He had two catches that together pushed the opposition back 15 yards.
Later, he faced a wide streak after chasing him in a 16-yard win.
When he wasn't making deep plays on the offensive or defensive pitch, Nick Bosa was suffocating a runner in the scrimmage line and then, on the next hit, he covered the same runner and broke a pass.
The latter was particularly notable in that Bosa is a defensive extreme. And all of Saturday's production was remarkable since this is a rookie who had never appeared in an NFL postseason game.
"It's just a great skill given by God and a lot of hard work," said San Francisco teammate Azeez Al-Shaair. “He has that fast pass ability in his blood. He was born with a blueprint presented to him and has followed him perfectly. "
Yes, everything is very logical and biological for Bosa, the son of former NFL defensive end John Bosa and the younger brother of the Chargers defensive end, Joey Bosa.
Each was a first-round pick, Nick was elected to the No. 2 general pick in April.
"Nothing he did surprised me," said Joey, who saw the playoff victory of the 27-10 division round of the 49ers over Minnesota from a suite inside Levi Stadium. "I wasn't surprised a bit."
Before the season, Joey said his little brother was so good that he could lead the league in catches. That did not happen, but much more happened.
Nick produced a rookie year that included nine catches, another 16 hits in the quarterback, two loose ball recoveries and an interception. He was chosen to start the Pro Bowl.
Then, in his debut in the playoffs, he helped limit the Vikings, who were previously trending, to seven first attempts, 21 yards on the ground and zero thought of making a surprise.
"When you put a great athlete in such a big guy, with such good intestinal instincts, it is likely to cause a disruption," said San Francisco rookie partner Dre Greenlaw. "It's hard to handle. All the credit for him and his genes and all those good things."
Bosa had such an impact on Saturday that he ordered a full house while lying on his back, breathing life in an entire stadium, ironically, he had no breath of his own.
At the beginning of the fourth quarter, he was breathless as he fired Kirk Cousins.
At the behest of the medical staff around him, Bosa remained depressed, long enough to attract both worry and encouragement: 49ers fans moved to start singing his name.
After several seconds, he jumped to life, pointed with his left index finger towards the sky, repeatedly shook his head and left the field with the kind of arrogance rarely associated with someone who, moments before, had been a gasp, gasp.
"I was trying to catch my breath initially," Bosa would explain later. “They told me to stay down for a second.
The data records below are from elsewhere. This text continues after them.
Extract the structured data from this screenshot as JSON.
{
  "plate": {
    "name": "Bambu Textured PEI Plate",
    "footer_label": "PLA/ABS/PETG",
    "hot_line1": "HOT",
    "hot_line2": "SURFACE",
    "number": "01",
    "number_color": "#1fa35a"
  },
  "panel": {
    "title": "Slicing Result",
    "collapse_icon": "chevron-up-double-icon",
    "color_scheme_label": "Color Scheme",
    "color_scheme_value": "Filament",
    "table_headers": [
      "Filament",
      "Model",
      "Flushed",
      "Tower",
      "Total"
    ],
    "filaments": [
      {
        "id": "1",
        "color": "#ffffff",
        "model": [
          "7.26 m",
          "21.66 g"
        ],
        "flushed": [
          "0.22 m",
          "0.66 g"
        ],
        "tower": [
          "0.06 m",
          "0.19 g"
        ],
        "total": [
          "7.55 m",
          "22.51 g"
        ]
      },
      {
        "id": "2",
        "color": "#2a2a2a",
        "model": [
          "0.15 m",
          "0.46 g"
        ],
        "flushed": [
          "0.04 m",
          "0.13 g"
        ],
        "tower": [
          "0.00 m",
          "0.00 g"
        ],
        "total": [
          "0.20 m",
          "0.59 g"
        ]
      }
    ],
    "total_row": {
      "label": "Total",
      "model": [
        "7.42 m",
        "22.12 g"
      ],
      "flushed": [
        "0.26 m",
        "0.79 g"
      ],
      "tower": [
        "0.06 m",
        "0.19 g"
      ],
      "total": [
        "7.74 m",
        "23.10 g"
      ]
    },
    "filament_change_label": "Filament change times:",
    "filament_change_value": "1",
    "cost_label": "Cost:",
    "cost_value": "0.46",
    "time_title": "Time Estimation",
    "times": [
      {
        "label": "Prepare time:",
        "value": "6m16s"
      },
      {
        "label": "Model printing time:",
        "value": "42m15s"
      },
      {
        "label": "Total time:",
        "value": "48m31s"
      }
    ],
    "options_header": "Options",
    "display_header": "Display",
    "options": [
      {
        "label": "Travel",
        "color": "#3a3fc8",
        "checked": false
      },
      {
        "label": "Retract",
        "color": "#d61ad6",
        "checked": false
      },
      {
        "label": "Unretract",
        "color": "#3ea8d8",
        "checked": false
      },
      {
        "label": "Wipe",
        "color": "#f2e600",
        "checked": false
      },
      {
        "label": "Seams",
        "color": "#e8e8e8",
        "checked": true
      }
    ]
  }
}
Then I heard the songs. I had to get up. "
His last performance came on an exciting afternoon when the 49ers' defense welcomed pass racer Dee Ford, linebacker Kwon Alexander and deep Jaquiski Tartt for several injuries.
San Francisco prevented Minnesota from running for a first attempt. Twelve times the Vikings faced third time and 10 times failed to convert. The 49ers allowed only one play for more than 18 yards.
The San Francisco front fired Cousins six times, each of a player who was a first-round pick. Along with Bosa, the others selected by the 49ers included DeForest Buckner, Arik Armstead and Solomon Thomas.
Ford had the other bag. Pro Bowler 2018, was acquired in March in an exchange with Kansas City. At the end of the agreement, Ford announced that "it would be like a Ferrari but with a force of 18 wheels."
The initial effort was overwhelming to the point that the initial linebacker, Fred Warner, said later that he didn't feel he had played in a game.
This is what awaits Aaron Rodgers and the Green Bay Packers on Sunday at Levi’s Stadium in the game for the NFC title.
"You just left them without a leash …" said 49ers tight end George Kittle on his team's defensive line. “We had boys rushing the pin from all angles. I guess it's a bit difficult to be a quarterback. "
Bosa's time in the Bay Area began with a dazzling exaggeration but also with a notable limp. After missing most of his last season in the state of Ohio due to a muscle injury in the nucleus, a problem in the hamstrings delayed him in the offseason.
Then, in early August, he suffered a significant ankle sprain that kept him out of the preseason.
Even in the midst of all that outbreak, Bosa's potential could not have been more obvious to his new teammates, even the most veteran of them.
"Usually, there is a learning curve for newbies entering the NFL," said 13-year-old left tackle Joe Staley. "They realize very soon that they cannot survive alone with athletics. They need to use the proper techniques and be disciplined.
“He appeared already understanding that. It was quite exciting but also a bit confusing. I was like, ‘Uh, oh. Maybe I'm losing it a bit. "Then you see it go against everyone else and it makes them look silly too."
The following is a future quarterback of the Hall of Fame and a shot to reach the Super Bowl.
In 101 combined NFL games, the Bosas, John and their two boys have never been so far.
"It's a little crazy to see him in this position in his first year," Joey said. “The NFL can be so high and low. This thing is quite real suddenly. Just one more victory.
From following a plane to opening a path.